What to produce →
Report all lines of the data below that hold the word "JSON".

Records supplied →

——

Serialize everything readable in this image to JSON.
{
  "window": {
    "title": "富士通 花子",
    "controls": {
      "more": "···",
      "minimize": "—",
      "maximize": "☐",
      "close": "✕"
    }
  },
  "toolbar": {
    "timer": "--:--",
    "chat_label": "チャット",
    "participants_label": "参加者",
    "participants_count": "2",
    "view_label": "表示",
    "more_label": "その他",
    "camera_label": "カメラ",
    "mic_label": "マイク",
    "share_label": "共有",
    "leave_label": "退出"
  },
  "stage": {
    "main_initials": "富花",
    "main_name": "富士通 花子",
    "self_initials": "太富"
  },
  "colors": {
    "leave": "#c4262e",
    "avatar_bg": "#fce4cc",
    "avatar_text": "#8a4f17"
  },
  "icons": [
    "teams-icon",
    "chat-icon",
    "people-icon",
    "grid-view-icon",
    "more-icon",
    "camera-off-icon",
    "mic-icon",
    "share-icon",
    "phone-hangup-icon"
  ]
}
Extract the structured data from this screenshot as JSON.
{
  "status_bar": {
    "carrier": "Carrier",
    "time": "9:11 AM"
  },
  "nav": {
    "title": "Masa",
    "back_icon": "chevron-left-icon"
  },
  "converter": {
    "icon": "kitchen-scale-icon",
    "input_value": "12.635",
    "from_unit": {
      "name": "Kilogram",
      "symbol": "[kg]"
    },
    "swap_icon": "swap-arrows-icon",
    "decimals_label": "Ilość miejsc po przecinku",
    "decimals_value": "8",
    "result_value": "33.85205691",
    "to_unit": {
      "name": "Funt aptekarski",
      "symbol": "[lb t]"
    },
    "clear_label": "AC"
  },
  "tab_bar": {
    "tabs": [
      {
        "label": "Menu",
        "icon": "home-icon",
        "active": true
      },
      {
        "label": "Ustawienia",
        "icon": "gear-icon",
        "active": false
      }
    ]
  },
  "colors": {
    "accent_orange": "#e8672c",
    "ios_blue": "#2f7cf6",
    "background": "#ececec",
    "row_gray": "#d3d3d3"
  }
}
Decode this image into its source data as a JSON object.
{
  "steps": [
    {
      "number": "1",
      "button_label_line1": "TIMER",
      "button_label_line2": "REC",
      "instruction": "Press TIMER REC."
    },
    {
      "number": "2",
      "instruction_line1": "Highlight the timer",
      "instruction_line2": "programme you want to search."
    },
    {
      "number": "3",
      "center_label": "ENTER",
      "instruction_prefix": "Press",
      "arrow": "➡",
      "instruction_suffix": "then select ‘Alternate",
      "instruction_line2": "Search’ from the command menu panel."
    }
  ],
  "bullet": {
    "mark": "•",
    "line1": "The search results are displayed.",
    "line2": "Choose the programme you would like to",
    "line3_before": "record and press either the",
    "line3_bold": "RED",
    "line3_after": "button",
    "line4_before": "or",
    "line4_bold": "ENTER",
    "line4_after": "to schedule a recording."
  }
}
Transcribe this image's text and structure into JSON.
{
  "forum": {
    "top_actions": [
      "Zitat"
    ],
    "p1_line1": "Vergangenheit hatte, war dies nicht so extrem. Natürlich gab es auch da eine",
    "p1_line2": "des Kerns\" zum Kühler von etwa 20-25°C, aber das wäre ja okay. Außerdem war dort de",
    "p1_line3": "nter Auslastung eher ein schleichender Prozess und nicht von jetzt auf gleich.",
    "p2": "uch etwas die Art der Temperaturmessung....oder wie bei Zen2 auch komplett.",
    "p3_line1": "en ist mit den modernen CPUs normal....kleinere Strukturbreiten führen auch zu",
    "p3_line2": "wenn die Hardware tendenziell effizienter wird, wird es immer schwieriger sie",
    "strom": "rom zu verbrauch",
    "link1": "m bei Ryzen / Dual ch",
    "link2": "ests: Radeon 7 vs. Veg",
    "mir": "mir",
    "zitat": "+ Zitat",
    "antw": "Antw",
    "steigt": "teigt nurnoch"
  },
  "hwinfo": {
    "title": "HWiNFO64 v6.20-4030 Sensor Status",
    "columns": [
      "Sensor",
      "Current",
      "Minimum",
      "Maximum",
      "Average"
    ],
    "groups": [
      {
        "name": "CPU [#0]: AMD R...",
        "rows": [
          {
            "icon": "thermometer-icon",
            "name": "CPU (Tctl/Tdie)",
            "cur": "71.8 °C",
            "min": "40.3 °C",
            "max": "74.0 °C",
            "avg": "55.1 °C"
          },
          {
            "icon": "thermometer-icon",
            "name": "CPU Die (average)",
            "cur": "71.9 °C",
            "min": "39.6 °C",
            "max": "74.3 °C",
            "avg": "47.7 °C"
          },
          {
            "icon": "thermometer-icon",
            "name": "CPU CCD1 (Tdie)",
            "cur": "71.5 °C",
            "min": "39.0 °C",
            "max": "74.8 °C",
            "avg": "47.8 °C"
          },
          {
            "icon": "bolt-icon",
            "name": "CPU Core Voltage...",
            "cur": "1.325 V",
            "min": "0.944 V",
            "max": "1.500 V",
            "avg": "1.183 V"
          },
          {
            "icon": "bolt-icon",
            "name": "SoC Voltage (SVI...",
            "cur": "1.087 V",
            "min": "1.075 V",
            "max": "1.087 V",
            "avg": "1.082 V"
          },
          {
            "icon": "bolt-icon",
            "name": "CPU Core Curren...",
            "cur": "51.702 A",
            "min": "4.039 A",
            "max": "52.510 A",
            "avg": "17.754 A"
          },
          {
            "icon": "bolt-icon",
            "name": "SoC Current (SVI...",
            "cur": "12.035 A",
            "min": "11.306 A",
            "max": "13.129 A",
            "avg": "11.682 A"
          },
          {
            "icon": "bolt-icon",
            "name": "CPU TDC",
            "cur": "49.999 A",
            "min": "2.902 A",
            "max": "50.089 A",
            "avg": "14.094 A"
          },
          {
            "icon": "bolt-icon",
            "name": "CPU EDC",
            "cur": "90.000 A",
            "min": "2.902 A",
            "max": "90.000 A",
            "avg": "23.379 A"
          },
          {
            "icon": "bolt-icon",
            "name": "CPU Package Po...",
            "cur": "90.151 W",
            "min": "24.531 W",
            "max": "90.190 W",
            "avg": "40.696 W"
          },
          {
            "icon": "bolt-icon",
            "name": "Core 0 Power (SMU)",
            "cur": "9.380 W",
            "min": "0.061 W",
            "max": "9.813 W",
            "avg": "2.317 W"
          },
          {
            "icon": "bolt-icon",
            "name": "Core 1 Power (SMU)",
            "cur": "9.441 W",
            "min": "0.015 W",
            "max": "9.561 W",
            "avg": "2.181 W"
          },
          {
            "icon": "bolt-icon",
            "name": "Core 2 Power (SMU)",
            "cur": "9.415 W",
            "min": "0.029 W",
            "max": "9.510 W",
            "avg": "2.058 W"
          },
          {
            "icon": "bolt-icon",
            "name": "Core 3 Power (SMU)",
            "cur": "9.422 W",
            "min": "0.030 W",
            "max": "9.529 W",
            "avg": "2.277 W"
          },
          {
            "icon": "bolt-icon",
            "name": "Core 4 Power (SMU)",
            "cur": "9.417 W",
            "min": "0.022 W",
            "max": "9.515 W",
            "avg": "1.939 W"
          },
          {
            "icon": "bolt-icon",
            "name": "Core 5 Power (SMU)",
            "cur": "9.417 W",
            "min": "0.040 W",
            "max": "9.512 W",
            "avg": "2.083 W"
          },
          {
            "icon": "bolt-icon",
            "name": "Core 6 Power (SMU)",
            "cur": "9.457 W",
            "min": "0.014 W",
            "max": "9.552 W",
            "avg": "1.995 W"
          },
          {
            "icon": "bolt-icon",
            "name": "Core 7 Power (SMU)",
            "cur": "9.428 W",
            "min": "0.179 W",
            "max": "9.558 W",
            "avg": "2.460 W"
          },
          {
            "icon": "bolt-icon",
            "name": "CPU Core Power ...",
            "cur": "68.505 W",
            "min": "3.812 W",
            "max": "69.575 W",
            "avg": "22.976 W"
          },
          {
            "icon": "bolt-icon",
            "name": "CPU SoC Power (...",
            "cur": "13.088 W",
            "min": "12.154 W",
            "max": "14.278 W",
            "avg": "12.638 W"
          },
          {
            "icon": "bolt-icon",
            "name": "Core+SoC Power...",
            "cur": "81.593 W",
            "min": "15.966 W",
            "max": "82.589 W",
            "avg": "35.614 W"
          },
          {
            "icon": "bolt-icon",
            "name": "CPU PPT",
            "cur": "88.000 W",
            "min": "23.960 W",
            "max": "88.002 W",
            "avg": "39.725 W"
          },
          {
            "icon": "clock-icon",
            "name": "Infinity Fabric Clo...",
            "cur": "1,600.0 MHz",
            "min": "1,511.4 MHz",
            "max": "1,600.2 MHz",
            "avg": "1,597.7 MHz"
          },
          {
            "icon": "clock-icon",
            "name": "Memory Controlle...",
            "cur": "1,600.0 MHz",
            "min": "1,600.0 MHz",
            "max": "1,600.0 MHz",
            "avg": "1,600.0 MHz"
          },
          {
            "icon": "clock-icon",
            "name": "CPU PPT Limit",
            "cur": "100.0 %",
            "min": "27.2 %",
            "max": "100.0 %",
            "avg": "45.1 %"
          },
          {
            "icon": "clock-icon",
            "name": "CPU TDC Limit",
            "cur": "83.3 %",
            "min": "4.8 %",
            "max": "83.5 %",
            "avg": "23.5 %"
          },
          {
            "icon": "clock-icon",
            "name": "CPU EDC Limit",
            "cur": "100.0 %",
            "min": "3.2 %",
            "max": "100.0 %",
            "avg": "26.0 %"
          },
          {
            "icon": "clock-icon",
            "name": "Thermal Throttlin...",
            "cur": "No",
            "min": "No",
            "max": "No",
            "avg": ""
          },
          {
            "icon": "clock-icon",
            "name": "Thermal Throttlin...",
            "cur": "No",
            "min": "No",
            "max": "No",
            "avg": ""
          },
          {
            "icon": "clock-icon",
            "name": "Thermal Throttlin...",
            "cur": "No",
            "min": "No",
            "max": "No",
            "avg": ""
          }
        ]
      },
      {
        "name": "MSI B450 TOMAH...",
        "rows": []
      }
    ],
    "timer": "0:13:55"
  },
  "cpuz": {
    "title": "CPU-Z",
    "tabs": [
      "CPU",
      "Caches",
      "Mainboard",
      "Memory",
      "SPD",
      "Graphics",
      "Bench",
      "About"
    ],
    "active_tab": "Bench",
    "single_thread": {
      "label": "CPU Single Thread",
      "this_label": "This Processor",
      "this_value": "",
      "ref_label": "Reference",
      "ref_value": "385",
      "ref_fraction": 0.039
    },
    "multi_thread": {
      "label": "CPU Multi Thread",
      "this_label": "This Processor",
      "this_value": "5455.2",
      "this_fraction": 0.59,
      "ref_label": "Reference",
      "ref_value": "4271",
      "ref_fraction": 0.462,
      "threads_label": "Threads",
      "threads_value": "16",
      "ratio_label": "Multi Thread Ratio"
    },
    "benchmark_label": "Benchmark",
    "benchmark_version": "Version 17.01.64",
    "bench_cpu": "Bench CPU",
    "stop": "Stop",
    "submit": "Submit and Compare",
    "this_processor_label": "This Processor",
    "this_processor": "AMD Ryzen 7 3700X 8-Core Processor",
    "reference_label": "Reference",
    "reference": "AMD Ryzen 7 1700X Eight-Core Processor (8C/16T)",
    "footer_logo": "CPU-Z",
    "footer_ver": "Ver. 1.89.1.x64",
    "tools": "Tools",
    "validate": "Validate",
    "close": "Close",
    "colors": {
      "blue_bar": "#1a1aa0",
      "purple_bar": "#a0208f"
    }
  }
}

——

Answer section →
Serialize everything readable in this image to JSON.
Extract the structured data from this screenshot as JSON.
Decode this image into its source data as a JSON object.
Transcribe this image's text and structure into JSON.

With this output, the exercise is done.